How we empower youths to develop Africa ― EU
The European Union (EU) has explained how it has been developing Africa, especially Nigeria, through empowering its youths in education, agriculture and human capital investment.
The Head of EU Delegation to Nigeria, Ambassador Ketil Karlsen, made the disclosure at the recent “2019 International Youth Day,” organised by the Junior Chamber Initiative (JCI).
Karlsen also stated at the departure orientation for the 2019 Erasmus+ Scholarship Awardees in the country that no less than N2.6bn has been expended in sponsoring Nigerian students to foreign universities in the last five years.
Speaking on EU’s passion for youth development in the continent, he said “We put Africa, Nigeria especially, on top of our priority list in the area of education, job opportunities and human capital investment among the youths.
“We give support in the education system that will at the end of the day create an opportunity for the youths in the country.
“These opportunities include industries through agricultural development that will engage the youths in various regions of the country.”
While asserting that Nigeria deserves nothing but the best among its contemporaries, the EU delegation head opined that efforts must be made to find solutions to the nation’s challenges through education, technology and digitisation.
He, however, revealed that over 30 million people between the age bracket of five and 40 years in Nigeria lacked access to education, adding that often a teacher oversees about 200 pupils in a classroom as against global best practices.
Karlsen explained that for 2019 alone, the EU has picked 40 Nigerian students out of about 1, 000 who applied for the Erasmus+ scholarship awards.
He disclosed that the beneficiaries would be availed the best universities in Greece, Italy, Spain, Denmark, Czech Republic, Belgium, France, Poland, the United Kingdom, Portugal, the Netherlands and Germany.

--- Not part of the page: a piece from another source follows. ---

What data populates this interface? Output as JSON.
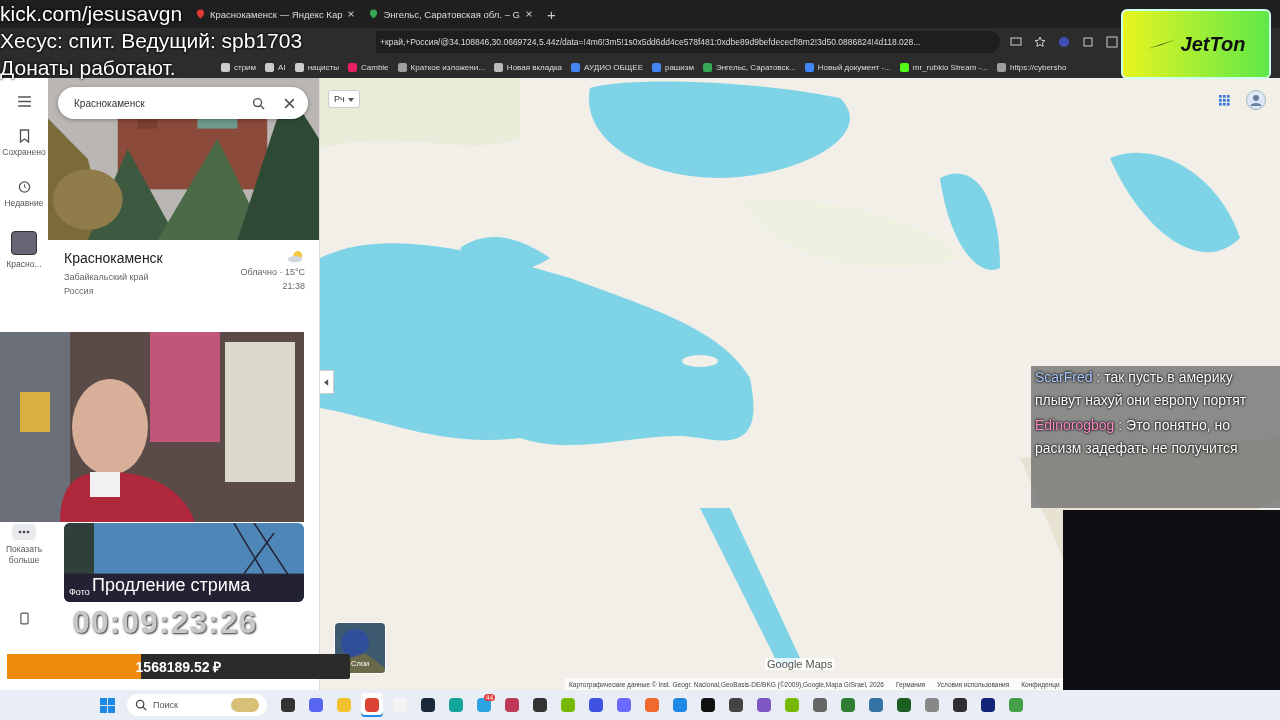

The envoy said EU would foot the cost and travel expenses of the entire programme, adding “This is part of the global Erasmus programme that cost €14.7bn.
“It has supported thousands of scholars, thousands of researchers coming to Europe.
“In the case of Nigeria in particular, the European Union has invested €6.6m since 2014. That is equivalent to N2.6bn in supporting young people.”
Karlsen appealed to the beneficiaries of the scholarship to jealously protect and project the image of Nigeria through their good conduct as well as endeavour to contribute their quota to the growth and development of the country.
The envoy, who disclosed that EU had supported Nigeria with over €600m (N243bn) in different development programmes across the country so far, said the EU has eloquently spoken through the programme that it was not against Africans migrating to Europe inasmuch such adventure followed due process.
Meanwhile, in his remark, the Director, UN Information Centre in Nigeria, Mr Ronald Kayanja, said the centre was engaging young people across the world, by ensuring that youths were carried along with developments in various countries.
“In Nigeria, the UN has 24 sub-agencies involved in education, children, woman, health and others to keep us accountable, participate, engage people and we want to do more,’’ he said.
The director said that there was a need for advocacy to engage more youths in the economy, health, education and Information Communication and Technologies (ICT).
President, JCI Nigeria, Adetola Juyitan, in his remarks, said the group was working on an educational transformation initiative to make global education entirely inclusive and accessible for all regardless of their background or where they reside.
He averred that illiteracy has remained one of the biggest challenges in 2019 in Nigeria
According to him, illiteracy ranks as one of the biggest menaces in 2019 in the country.
“This, therefore, implies that the educational space in our country needs a high level of transformation,” he said.